- _YOUR ASSIGNMENT_
Write out the lines below once more, exactly as they appear. Do not include pictures.

EXTRACTED MATERIAL section start

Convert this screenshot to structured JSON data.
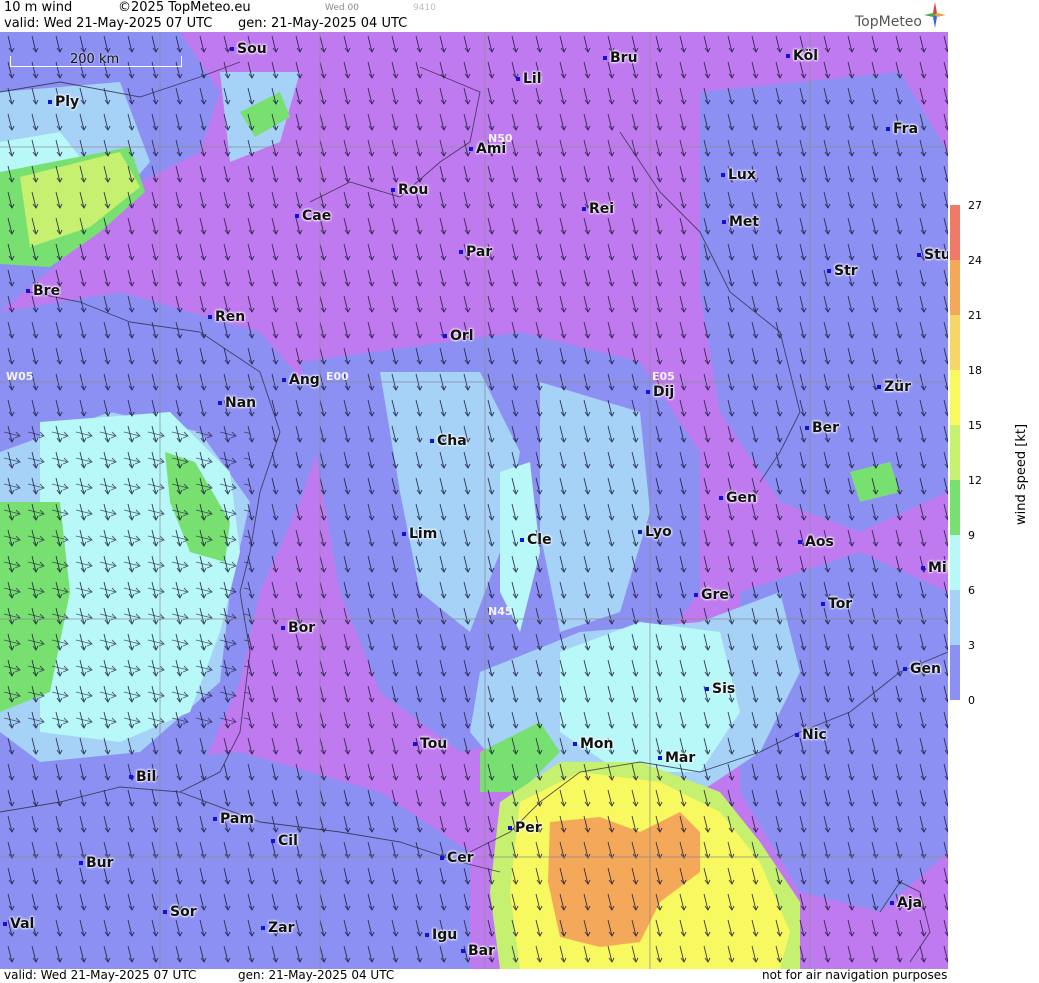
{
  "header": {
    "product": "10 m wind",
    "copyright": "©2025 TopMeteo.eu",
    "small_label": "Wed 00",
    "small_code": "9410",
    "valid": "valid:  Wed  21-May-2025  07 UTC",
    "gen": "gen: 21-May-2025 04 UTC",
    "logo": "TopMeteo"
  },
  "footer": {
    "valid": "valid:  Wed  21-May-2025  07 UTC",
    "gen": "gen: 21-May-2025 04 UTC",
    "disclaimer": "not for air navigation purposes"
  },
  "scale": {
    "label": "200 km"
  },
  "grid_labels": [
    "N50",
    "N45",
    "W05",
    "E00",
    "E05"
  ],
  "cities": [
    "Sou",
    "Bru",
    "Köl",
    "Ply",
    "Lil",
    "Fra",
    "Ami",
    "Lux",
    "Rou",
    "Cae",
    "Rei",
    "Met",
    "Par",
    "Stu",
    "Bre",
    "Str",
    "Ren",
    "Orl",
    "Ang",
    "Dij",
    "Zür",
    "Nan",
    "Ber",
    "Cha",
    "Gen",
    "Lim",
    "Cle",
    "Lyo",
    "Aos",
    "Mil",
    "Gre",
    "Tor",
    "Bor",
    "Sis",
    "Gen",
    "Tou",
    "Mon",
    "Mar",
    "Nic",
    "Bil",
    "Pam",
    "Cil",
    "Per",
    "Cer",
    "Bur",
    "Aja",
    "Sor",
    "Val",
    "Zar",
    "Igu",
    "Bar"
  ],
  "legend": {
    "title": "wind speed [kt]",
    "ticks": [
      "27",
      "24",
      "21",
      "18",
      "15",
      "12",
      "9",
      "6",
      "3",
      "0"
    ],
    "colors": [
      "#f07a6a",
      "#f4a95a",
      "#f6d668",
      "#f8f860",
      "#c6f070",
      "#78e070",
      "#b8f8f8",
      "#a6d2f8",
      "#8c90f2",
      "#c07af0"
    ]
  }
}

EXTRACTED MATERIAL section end

- _ANSWER FOR THE TASK_
Convert this screenshot to structured JSON data.
{
  "header": {
    "product": "10 m wind",
    "copyright": "©2025 TopMeteo.eu",
    "small_label": "Wed 00",
    "small_code": "9410",
    "valid": "valid:  Wed  21-May-2025  07 UTC",
    "gen": "gen: 21-May-2025 04 UTC",
    "logo": "TopMeteo"
  },
  "footer": {
    "valid": "valid:  Wed  21-May-2025  07 UTC",
    "gen": "gen: 21-May-2025 04 UTC",
    "disclaimer": "not for air navigation purposes"
  },
  "scale": {
    "label": "200 km"
  },
  "grid_labels": [
    "N50",
    "N45",
    "W05",
    "E00",
    "E05"
  ],
  "cities": [
    "Sou",
    "Bru",
    "Köl",
    "Ply",
    "Lil",
    "Fra",
    "Ami",
    "Lux",
    "Rou",
    "Cae",
    "Rei",
    "Met",
    "Par",
    "Stu",
    "Bre",
    "Str",
    "Ren",
    "Orl",
    "Ang",
    "Dij",
    "Zür",
    "Nan",
    "Ber",
    "Cha",
    "Gen",
    "Lim",
    "Cle",
    "Lyo",
    "Aos",
    "Mil",
    "Gre",
    "Tor",
    "Bor",
    "Sis",
    "Gen",
    "Tou",
    "Mon",
    "Mar",
    "Nic",
    "Bil",
    "Pam",
    "Cil",
    "Per",
    "Cer",
    "Bur",
    "Aja",
    "Sor",
    "Val",
    "Zar",
    "Igu",
    "Bar"
  ],
  "legend": {
    "title": "wind speed [kt]",
    "ticks": [
      "27",
      "24",
      "21",
      "18",
      "15",
      "12",
      "9",
      "6",
      "3",
      "0"
    ],
    "colors": [
      "#f07a6a",
      "#f4a95a",
      "#f6d668",
      "#f8f860",
      "#c6f070",
      "#78e070",
      "#b8f8f8",
      "#a6d2f8",
      "#8c90f2",
      "#c07af0"
    ]
  }
}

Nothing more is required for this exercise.